    Google ChartsThis is used to display charts and graphs on articles and the author center. (Privacy Policy)
    Google AdSense Host APIThis service allows you to sign up for or associate a Google AdSense account with HubPages, so that you can earn money from ads on your articles. No data is shared unless you engage with this feature. (Privacy Policy)
    Google YouTubeSome articles have YouTube videos embedded in them. (Privacy Policy)
    VimeoSome articles have Vimeo videos embedded in them. (Privacy Policy)
    PaypalThis is used for a registered author who enrolls in the HubPages Earnings program and requests to be paid via PayPal. No data is shared with Paypal unless you engage with this feature. (Privacy Policy)
    Facebook LoginYou can use this to streamline signing up for, or signing in to your Hubpages account. No data is shared with Facebook unless you engage with this feature. (Privacy Policy)
    MavenThis supports the Maven widget and search functionality. (Privacy Policy)
    Google AdSenseThis is an ad network. (Privacy Policy)
    Google DoubleClickGoogle provides ad serving technology and runs an ad network. (Privacy Policy)
    Index ExchangeThis is an ad network. (Privacy Policy)
    SovrnThis is an ad network. (Privacy Policy)
    Facebook AdsThis is an ad network. (Privacy Policy)
    Amazon Unified Ad MarketplaceThis is an ad network. (Privacy Policy)
    AppNexusThis is an ad network. (Privacy Policy)
    OpenxThis is an ad network. (Privacy Policy)
    Rubicon ProjectThis is an ad network. (Privacy Policy)
    TripleLiftThis is an ad network. (Privacy Policy)
    Say MediaWe partner with Say Media to deliver ad campaigns on our sites. (Privacy Policy)
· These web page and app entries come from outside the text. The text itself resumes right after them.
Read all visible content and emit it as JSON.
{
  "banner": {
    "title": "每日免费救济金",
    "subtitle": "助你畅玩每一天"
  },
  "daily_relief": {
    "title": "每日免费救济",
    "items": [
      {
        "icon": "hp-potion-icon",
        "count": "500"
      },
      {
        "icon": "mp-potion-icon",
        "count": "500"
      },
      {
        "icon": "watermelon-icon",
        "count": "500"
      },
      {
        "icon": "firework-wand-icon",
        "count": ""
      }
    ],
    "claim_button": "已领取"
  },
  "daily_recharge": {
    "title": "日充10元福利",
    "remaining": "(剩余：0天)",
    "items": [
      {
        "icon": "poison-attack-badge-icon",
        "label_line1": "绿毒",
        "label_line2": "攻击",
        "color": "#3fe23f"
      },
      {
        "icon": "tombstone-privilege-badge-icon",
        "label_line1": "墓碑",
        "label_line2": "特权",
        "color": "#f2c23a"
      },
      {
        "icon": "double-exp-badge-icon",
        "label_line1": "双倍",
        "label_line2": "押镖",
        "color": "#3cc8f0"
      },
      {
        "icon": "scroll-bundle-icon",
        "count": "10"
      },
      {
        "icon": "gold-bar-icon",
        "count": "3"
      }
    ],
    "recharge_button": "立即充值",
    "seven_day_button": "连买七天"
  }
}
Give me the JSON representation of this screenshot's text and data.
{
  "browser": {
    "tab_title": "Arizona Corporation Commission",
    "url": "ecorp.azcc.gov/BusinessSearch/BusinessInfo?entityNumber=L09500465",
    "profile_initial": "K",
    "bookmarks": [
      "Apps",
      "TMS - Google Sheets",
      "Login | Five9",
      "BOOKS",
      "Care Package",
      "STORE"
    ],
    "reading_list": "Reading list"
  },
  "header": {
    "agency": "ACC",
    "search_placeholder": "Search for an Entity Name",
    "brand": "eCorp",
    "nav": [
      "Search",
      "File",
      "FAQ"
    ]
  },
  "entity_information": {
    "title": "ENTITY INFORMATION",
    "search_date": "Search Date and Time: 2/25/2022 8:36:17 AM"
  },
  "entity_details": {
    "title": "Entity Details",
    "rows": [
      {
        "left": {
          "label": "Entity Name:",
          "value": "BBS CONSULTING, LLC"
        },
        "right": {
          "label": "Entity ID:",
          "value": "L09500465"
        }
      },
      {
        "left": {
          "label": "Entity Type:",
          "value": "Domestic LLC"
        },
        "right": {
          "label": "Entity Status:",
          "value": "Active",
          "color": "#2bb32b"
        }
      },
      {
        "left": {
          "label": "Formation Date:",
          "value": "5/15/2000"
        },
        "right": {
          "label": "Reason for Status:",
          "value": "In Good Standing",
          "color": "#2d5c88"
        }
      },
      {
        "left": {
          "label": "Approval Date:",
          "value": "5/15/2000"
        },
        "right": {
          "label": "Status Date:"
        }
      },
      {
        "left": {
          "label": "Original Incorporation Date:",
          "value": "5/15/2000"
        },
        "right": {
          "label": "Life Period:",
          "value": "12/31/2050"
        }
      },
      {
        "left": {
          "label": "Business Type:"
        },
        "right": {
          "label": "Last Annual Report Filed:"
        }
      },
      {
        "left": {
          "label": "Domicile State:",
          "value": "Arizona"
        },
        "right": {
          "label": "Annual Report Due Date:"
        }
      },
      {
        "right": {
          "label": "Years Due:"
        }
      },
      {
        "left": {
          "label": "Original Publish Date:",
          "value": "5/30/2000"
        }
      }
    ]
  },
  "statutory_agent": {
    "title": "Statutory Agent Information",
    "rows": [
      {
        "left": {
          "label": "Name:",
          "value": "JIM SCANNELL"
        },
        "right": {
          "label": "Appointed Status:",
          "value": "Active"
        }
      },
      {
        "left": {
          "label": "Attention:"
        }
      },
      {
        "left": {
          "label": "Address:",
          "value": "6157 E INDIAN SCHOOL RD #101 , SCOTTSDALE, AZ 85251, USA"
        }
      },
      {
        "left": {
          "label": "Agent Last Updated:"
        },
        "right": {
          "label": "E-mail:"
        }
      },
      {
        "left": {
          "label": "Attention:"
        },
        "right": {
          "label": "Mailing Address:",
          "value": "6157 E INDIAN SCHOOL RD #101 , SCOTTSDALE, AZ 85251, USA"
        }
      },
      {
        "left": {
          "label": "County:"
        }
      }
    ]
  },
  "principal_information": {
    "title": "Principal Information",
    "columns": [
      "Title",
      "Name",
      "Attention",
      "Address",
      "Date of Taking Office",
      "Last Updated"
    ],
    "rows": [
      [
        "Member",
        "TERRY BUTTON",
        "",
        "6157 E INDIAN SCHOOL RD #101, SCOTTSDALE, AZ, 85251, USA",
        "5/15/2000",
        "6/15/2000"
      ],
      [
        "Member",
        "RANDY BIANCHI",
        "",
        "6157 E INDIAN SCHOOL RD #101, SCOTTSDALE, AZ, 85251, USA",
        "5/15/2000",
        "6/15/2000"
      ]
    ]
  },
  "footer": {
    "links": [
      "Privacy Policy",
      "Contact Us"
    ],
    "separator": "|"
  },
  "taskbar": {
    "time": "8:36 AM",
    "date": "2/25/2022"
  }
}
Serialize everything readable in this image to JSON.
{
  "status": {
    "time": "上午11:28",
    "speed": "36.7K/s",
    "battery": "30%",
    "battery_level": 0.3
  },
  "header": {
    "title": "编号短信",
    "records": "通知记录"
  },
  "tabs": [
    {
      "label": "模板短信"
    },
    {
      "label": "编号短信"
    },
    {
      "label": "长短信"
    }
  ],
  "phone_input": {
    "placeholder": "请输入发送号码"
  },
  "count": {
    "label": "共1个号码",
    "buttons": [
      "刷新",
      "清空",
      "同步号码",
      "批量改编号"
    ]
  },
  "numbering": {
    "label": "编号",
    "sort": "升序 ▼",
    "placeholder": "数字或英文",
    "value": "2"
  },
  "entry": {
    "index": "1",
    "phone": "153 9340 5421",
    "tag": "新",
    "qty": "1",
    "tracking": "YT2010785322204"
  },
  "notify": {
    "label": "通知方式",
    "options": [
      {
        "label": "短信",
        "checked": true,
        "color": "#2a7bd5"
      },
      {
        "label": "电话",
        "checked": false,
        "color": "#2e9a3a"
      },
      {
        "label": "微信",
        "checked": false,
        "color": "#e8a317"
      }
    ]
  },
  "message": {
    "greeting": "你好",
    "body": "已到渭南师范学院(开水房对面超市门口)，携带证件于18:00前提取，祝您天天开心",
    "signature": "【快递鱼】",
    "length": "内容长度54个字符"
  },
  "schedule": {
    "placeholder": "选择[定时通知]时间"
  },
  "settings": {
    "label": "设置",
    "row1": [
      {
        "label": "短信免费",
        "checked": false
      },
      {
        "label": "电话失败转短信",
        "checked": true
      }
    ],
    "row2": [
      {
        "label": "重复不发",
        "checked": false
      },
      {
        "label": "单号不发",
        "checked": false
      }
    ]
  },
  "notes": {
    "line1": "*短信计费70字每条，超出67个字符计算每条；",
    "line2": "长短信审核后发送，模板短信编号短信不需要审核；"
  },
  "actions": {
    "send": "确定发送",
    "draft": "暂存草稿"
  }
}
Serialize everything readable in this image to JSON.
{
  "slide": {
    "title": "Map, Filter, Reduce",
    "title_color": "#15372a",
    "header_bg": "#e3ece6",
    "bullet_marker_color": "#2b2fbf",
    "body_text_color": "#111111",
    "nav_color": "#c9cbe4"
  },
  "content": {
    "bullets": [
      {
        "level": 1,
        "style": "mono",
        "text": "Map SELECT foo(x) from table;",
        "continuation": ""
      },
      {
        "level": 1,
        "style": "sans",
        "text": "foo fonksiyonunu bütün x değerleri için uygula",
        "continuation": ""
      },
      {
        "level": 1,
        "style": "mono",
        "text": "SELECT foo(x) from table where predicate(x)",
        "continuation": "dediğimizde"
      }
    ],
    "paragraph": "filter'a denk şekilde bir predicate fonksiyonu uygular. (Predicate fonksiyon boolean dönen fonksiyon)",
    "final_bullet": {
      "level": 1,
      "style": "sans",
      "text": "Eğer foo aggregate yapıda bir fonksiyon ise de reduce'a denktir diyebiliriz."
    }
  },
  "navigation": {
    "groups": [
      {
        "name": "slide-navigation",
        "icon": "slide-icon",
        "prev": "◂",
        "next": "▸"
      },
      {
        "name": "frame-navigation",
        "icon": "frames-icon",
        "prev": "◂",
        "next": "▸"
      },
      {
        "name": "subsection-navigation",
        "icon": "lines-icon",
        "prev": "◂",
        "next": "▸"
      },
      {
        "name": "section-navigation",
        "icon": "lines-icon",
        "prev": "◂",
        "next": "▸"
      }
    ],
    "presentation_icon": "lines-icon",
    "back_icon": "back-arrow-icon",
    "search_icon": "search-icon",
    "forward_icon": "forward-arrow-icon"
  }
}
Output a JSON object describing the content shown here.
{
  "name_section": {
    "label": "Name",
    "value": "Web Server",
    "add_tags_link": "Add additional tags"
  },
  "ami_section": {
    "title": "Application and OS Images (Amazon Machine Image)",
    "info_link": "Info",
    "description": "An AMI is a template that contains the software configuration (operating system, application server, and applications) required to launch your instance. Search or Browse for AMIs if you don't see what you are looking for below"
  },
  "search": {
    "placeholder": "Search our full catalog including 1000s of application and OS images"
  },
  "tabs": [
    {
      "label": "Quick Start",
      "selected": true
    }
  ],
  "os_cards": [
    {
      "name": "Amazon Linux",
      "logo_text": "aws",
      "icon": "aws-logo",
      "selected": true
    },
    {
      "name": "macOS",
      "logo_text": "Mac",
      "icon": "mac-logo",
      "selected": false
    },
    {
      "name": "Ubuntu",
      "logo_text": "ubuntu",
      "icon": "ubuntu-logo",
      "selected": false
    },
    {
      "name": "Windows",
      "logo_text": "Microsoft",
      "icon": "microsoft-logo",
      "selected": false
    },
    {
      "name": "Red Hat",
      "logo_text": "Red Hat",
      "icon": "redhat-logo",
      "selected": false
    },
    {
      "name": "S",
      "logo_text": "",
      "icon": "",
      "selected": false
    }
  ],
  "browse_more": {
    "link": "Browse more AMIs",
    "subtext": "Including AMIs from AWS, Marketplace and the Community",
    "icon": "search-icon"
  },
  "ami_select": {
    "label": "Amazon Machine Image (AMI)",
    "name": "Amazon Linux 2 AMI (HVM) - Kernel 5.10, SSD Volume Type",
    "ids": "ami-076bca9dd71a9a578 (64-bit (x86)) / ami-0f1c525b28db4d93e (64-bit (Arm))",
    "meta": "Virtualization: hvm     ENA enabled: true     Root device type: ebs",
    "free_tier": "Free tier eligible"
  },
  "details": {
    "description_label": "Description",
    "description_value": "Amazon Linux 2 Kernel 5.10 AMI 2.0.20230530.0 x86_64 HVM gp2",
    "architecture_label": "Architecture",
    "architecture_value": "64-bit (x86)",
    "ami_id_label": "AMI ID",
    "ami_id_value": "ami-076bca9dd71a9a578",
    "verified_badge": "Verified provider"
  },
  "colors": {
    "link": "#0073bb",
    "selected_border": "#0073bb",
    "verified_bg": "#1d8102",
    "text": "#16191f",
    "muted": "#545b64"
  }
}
    Remarketing PixelsWe may use remarketing pixels from advertising networks such as Google AdWords, Bing Ads, and Facebook in order to advertise the HubPages Service to people that have visited our sites.
    Conversion Tracking PixelsWe may use conversion tracking pixels from advertising networks such as Google AdWords, Bing Ads, and Facebook in order to identify when an advertisement has successfully resulted in the desired action, such as signing up for the HubPages Service or publishing an article on the HubPages Service.
    Author Google AnalyticsThis is used to provide traffic data and reports to the authors of articles on the HubPages Service. (Privacy Policy)
    ComscoreComScore is a media measurement and analytics company providing marketing data and analytics to enterprises, media and advertising agencies, and publishers. Non-consent will result in ComScore only processing obfuscated personal data. (Privacy Policy)
    Amazon Tracking PixelSome articles display amazon products as part of the Amazon Affiliate program, this pixel provides traffic statistics for those products (Privacy Policy)